Step 1: Select the reactor well-suited for the size and shape of your reef tank. The larger it is, the more pellets and the larger reactor you will need.
Step 2: Fill the reactor with as many bio pellets as your tank needs. You may need to research to learn the quantity. For example, for every 50 gallons of water, you can take a cup of pellets.
Step 3: The pellets will generate bacteria and feed them after releasing themselves. However, you can also purchase and mix some bacteria to speed up the process.
You can find liquid biological bacteria online and in your local aquarium stores. Although it is not essential, it will magnify the process and make the outcome more effective.
Step 4: Place the reactor in a suitable location in the aquarium before turning it on. Then you are all set.
You will need to bring in new pellets twice a year to get the reactor running at its full power.
How To Set Up GFO?
While setting up the reactor, keep its pump separate from the pump of your protein skimmer. The best option is to put the reactor into your sump’s return section.
However, make sure there is enough space around that return tube for the effluent. It secures that you will not spend time in vain by retreating the tank water that has passed through the process already.
Here is a piece of information you will need. Use a single tablespoon of GFO for each 4 water gallons in the beginning. If everything works out well, increase it to 2 tablespoons for the same quantity of water for treating.
How Long Do They Take To Work?
Biopellets take one to two months for the bacteria to populate and start working on the nitrate level. That also depends on your reef system.
Once the reactor starts functioning, do not make new adjustments for two months. Give the bacteria and media some time to comply with the existing water parameters in your aquarium and start working.
It is pretty much the same for GFO too.
Can I Run Biopellets And GFO Together?
Yes, but in different reactors. However, you may need to remove the GFO from the tank system if the phosphate levels are low.
Which One Is Better: Biopellets Or GFO?
So here comes the moment of truth. Let me explain some things first before jumping to a conclusion.
As mentioned already, biopellets handle phosphates, nitrates, nitrites, and ammonia altogether. It helps pace the nitrogen cycle up in the inception of your reef system. That means you will not have to wait for the cycle completion to add fish.

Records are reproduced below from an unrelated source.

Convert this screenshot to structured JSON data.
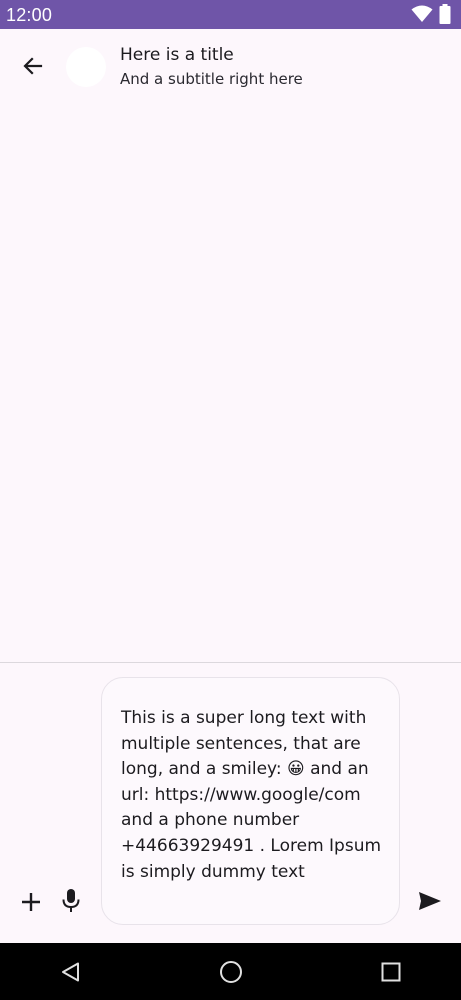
{
  "status_bar": {
    "time": "12:00",
    "icons": [
      "wifi-icon",
      "battery-icon"
    ],
    "background": "#6f55a8"
  },
  "header": {
    "back_icon": "arrow-back-icon",
    "title": "Here is a title",
    "subtitle": "And a subtitle right here"
  },
  "composer": {
    "attach_icon": "plus-icon",
    "mic_icon": "microphone-icon",
    "input_value": "This is a super long text with multiple sentences, that are long, and a smiley: 😀 and an url: https://www.google/com and a phone number +44663929491 . Lorem Ipsum is simply dummy text",
    "send_icon": "send-icon"
  },
  "nav_bar": {
    "icons": [
      "back-triangle-icon",
      "home-circle-icon",
      "recents-square-icon"
    ]
  },
  "colors": {
    "background": "#fdf7fc",
    "status_bar": "#6f55a8",
    "nav_bar": "#000000"
  }
}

Plus, your tank water will be ammonia-free and clean.
In addition, it makes up for what inefficiencies many filtration systems suffer. If there are many plants and fish, your filters may not support them sufficiently. So, biopellets do an excellent job at backing up when ammonia levels spike.
The thing with GFO is that while it comes with bountiful good stuff, there are some hidden costs in disguise.

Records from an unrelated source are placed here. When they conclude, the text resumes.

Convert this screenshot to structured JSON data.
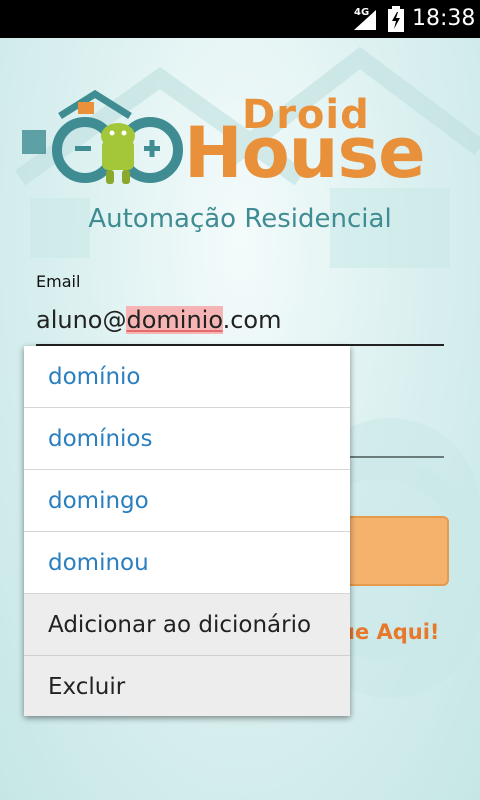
{
  "status_bar": {
    "network": "4G",
    "time": "18:38"
  },
  "logo": {
    "line1": "Droid",
    "line2": "House"
  },
  "subtitle": "Automação Residencial",
  "form": {
    "email_label": "Email",
    "email_value_before": "aluno@",
    "email_value_highlight": "dominio",
    "email_value_after": ".com",
    "register_link_visible": "ue Aqui!"
  },
  "suggestions": {
    "words": [
      "domínio",
      "domínios",
      "domingo",
      "dominou"
    ],
    "actions": [
      "Adicionar ao dicionário",
      "Excluir"
    ]
  },
  "colors": {
    "brand_orange": "#e8913a",
    "teal": "#3f8c93",
    "suggestion_blue": "#2a7fbf"
  }
}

For example, GFO can eliminate key trace components like copper and manganese. Excessive levels of these elements are detrimental to the tank’s inhabitants. But a few of them should also be there for their well-being.
The same thing applies to phosphates. GFO eliminates phosphates too fast. Although increased levels of phosphates are not good for corals, they also need some of it to stay healthy.
Again, the dust of GFO can irritate coral polyps and fish gills.
Now, all the issues here are solvable, which will require you to take care of the GFO reactor (an extra job) and change your tank water more regularly than you would have to without the GFO.
It has its advantages, but the disadvantages are worth your consideration, especially when you can get biopellets to do the job of a GFO reactor. (Note that biopellets too need maintenance, of course.) But GFO cannot alone do what biopellets do.
So, to sum it up, biopellets have my vote.
Both biopellets and GFO do the same thing, but biopellets are extra. You know what I mean?
So, considering the advantages and maintenance they offer and require, biopellets seem a better option. But understand that they are not mutually exclusive. You can use both with different reactors.
I hope this Biopellets VS GFO discussion was helpful for you. Happy Reefing!